Data records:
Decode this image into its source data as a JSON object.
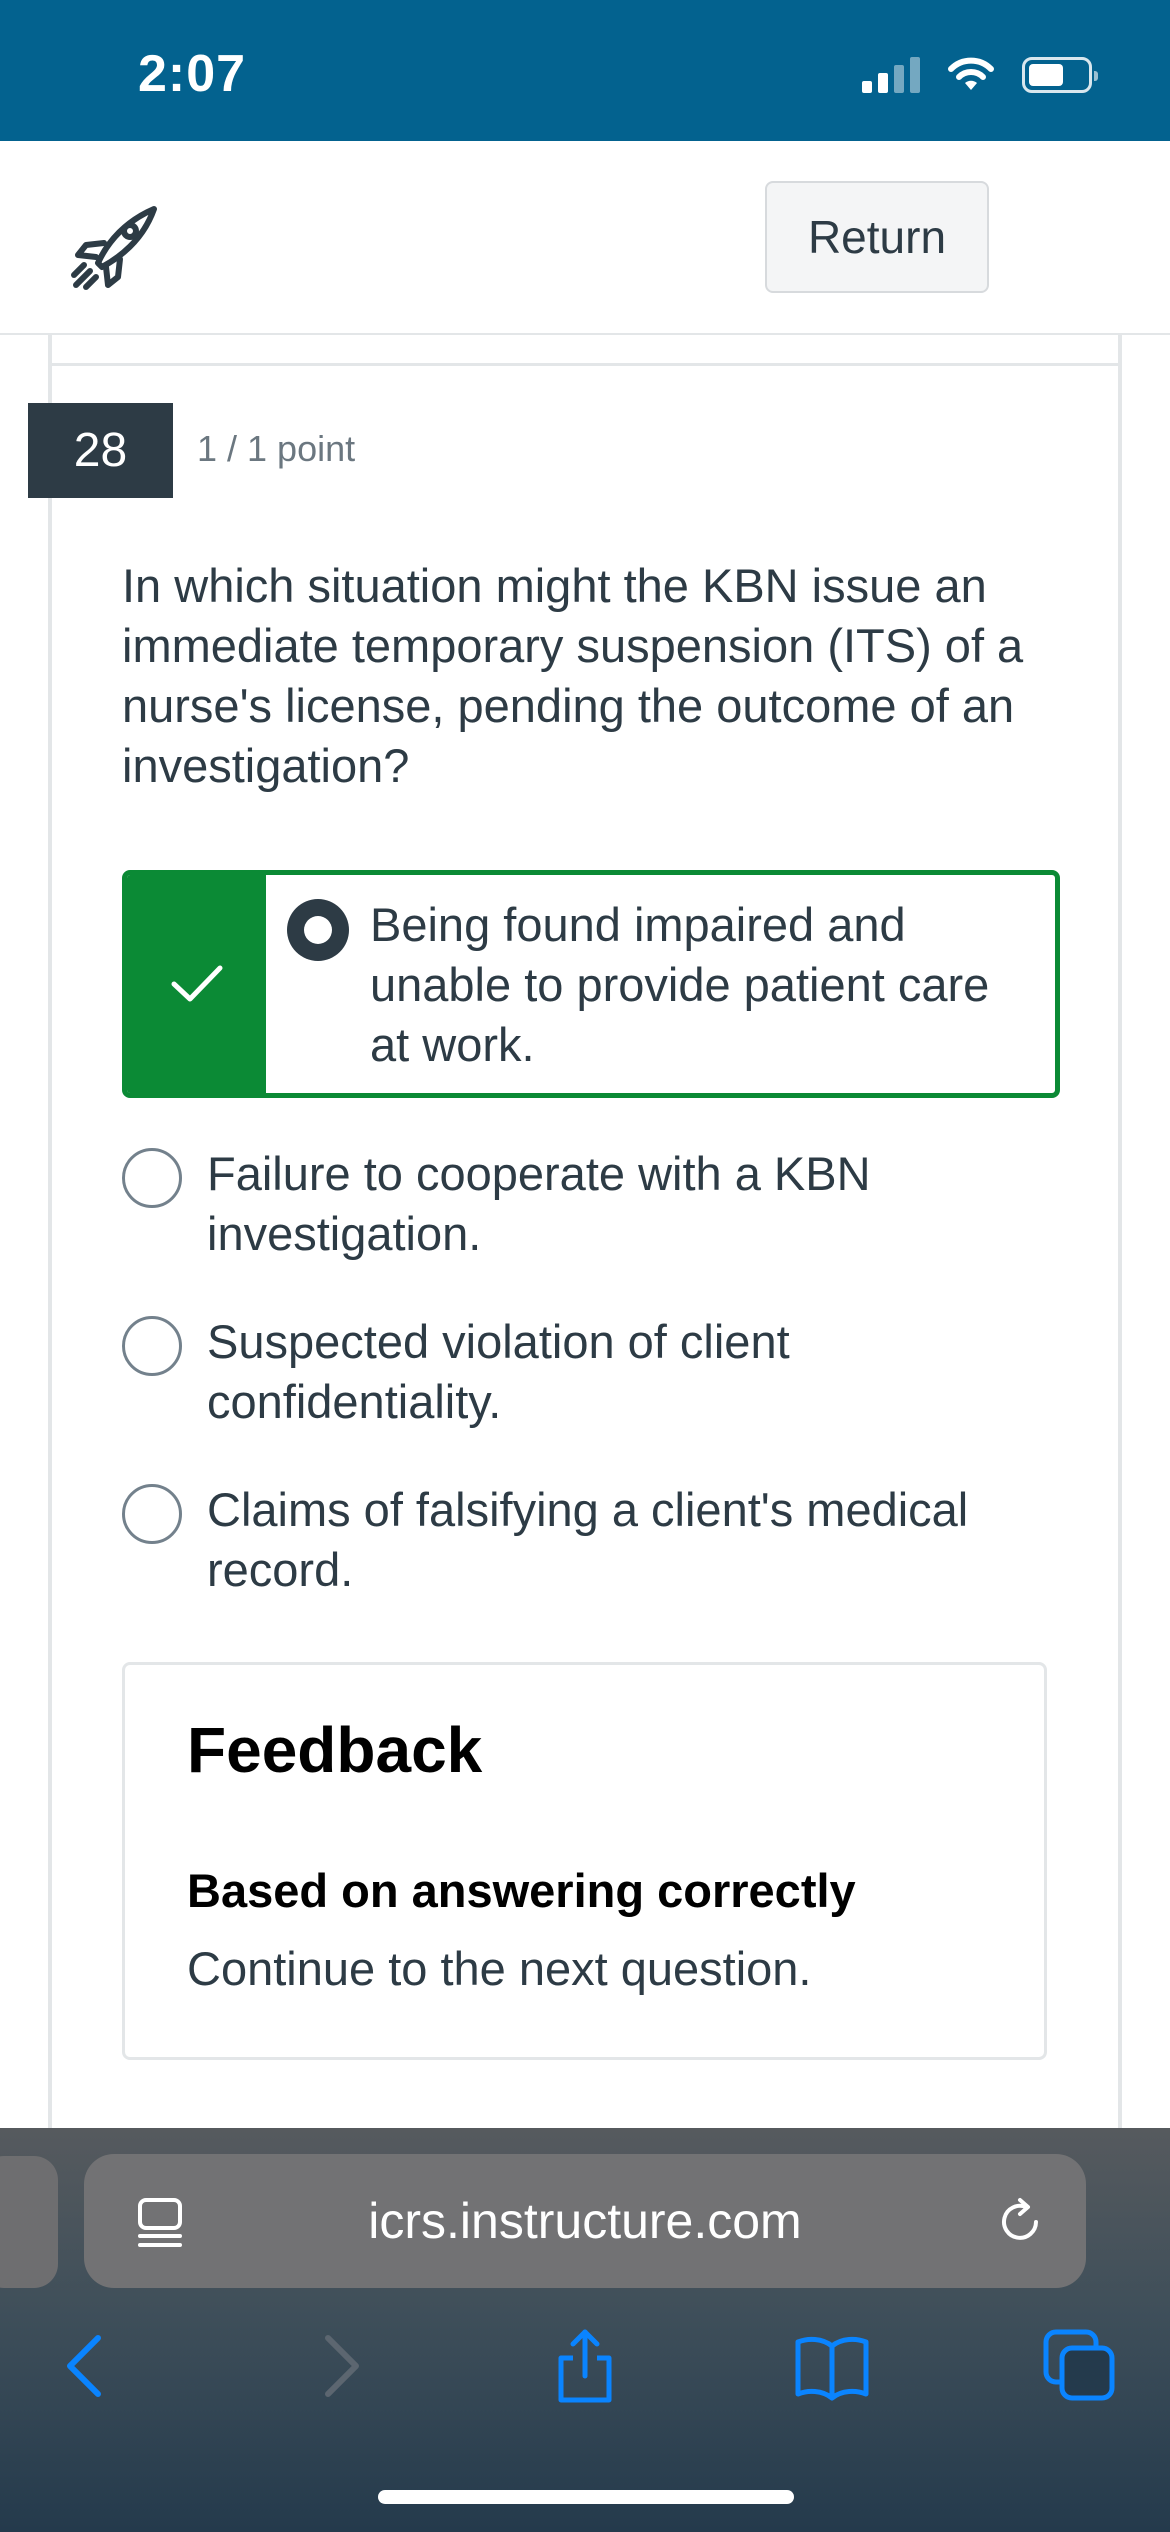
{
  "status_bar": {
    "time": "2:07"
  },
  "header": {
    "logo_icon": "rocket-icon",
    "return_label": "Return"
  },
  "question": {
    "number": "28",
    "points": "1 / 1 point",
    "text": "In which situation might the KBN issue an immediate temporary suspension (ITS) of a nurse's license, pending the outcome of an investigation?",
    "answers": [
      {
        "text": "Being found impaired and unable to provide patient care at work.",
        "selected": true,
        "correct": true
      },
      {
        "text": "Failure to cooperate with a KBN investigation.",
        "selected": false,
        "correct": false
      },
      {
        "text": "Suspected violation of client confidentiality.",
        "selected": false,
        "correct": false
      },
      {
        "text": "Claims of falsifying a client's medical record.",
        "selected": false,
        "correct": false
      }
    ]
  },
  "feedback": {
    "title": "Feedback",
    "subtitle": "Based on answering correctly",
    "text": "Continue to the next question."
  },
  "browser": {
    "url": "icrs.instructure.com"
  },
  "colors": {
    "status_bar": "#03628f",
    "correct_green": "#0b8a35",
    "question_number_bg": "#2d3b45",
    "browser_accent": "#0a84ff"
  }
}
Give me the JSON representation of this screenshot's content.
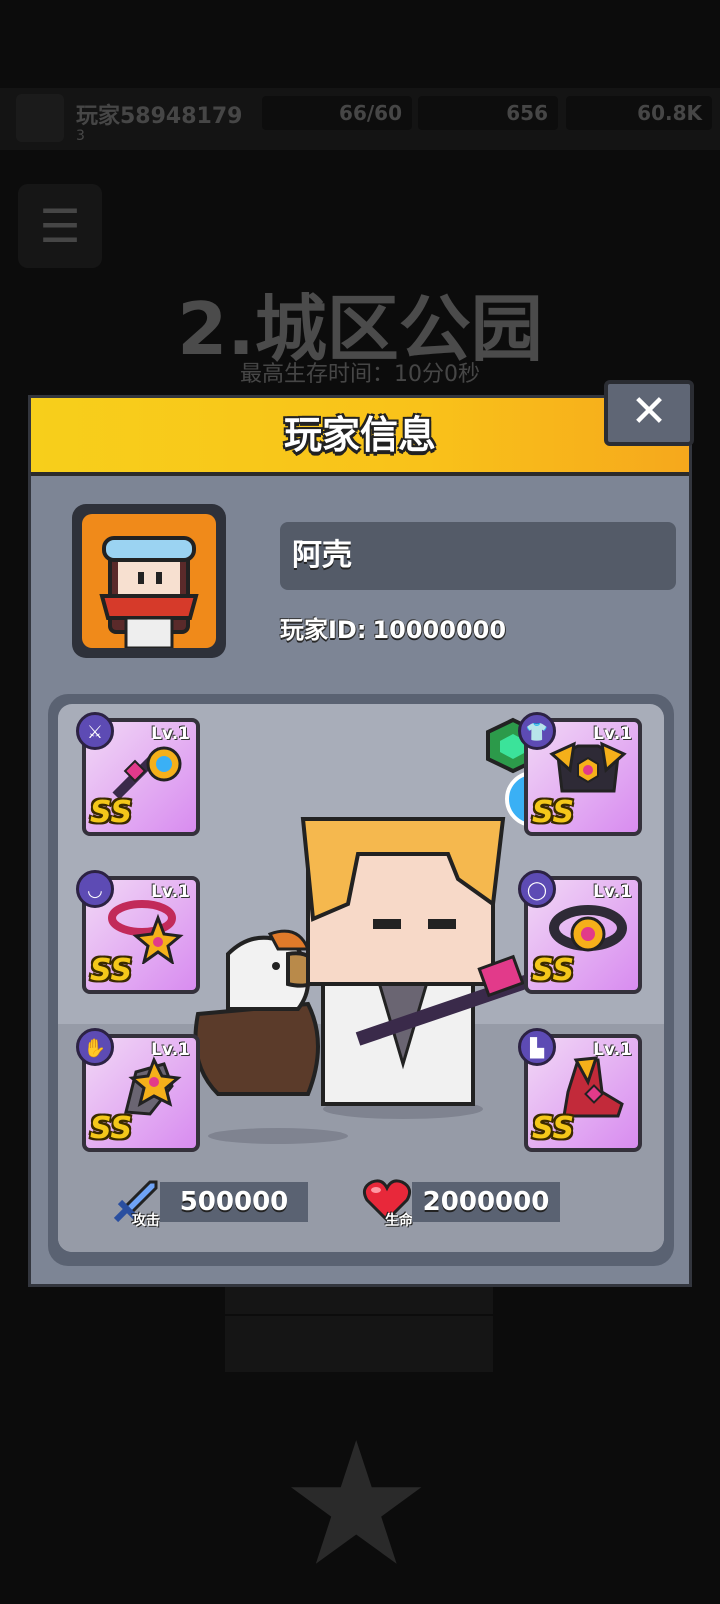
{
  "background": {
    "player_name": "玩家58948179",
    "player_level": "3",
    "stat1": "66/60",
    "stat2": "656",
    "stat3": "60.8K",
    "stage_title": "2.城区公园",
    "survival_time": "最高生存时间：10分0秒"
  },
  "modal": {
    "title": "玩家信息",
    "close_label": "✕",
    "player_name": "阿壳",
    "player_id_label": "玩家ID:",
    "player_id_value": "10000000",
    "attack_label": "攻击",
    "attack_value": "500000",
    "hp_label": "生命",
    "hp_value": "2000000"
  },
  "equipment": [
    {
      "slot": "weapon",
      "level": "Lv.1",
      "rank": "SS"
    },
    {
      "slot": "armor",
      "level": "Lv.1",
      "rank": "SS"
    },
    {
      "slot": "necklace",
      "level": "Lv.1",
      "rank": "SS"
    },
    {
      "slot": "belt",
      "level": "Lv.1",
      "rank": "SS"
    },
    {
      "slot": "gloves",
      "level": "Lv.1",
      "rank": "SS"
    },
    {
      "slot": "boots",
      "level": "Lv.1",
      "rank": "SS"
    }
  ],
  "colors": {
    "header": "#f9c21a",
    "panel": "#7d8595",
    "slot_bg": "#d88cf0",
    "rank": "#f4c71a"
  }
}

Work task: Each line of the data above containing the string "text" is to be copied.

Problem solution:
    "text": "In which situation might the KBN issue an immediate temporary suspension (ITS) of a nurse's license, pending the outcome of an investigation?",
        "text": "Being found impaired and unable to provide patient care at work.",
        "text": "Failure to cooperate with a KBN investigation.",
        "text": "Suspected violation of client confidentiality.",
        "text": "Claims of falsifying a client's medical record.",
    "text": "Continue to the next question."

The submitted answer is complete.